Peter Cochrane's Blog: Why do we still secure wi-fi networks?

Hotels need to open up - security risks are so minimal provide a hotel guest, the admin cost is about 100 per cent of the value of the service. And I won't go into the discussions I have had with hotel managers about trying to charge me £15 per day to access something which is worth zip.

But here's the good news: the last eight hotels I've stayed in across Canada, the EU, UK and US have given up the ghost. All have offered free wi-fi with no password required, plus speedy bi-directional bandwidth. Some people are obviously getting it - at long last.

I can hear the lawyers and security experts now: 'This is dangerous. It leaves the organisation open to abuse from the file sharers, criminals, terrorists etc'.

Well, I reckon it's time to get real and start thinking of the actual risk: the massive inconvenience for mobile workers and organisations, and the resulting operational costs, and productivity and efficiency losses. And all this for a miniscule risk that has been disproportionally magnified and sensationalised by experts and media alike.

Right across the planet I am finding common sense is kicking in, with individuals, communities and organisations starting to recognise the value of open networking and freedom of access.

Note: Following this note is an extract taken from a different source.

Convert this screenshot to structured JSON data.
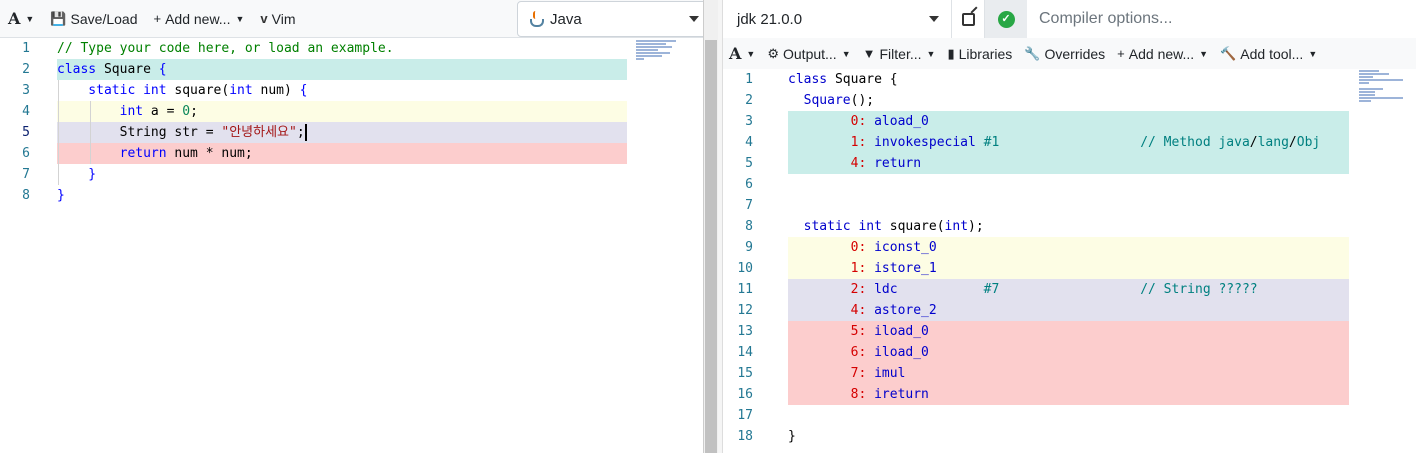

Hopefully this will transcend wi-fi and filter down to the 2.5G and 3G micro and picocells in the home and office as well. Then we will have seamless connectivity on the move - which by the way was the original vision when this all started 20 years ago. It just got misdirected for a while by the naysayers and misguided.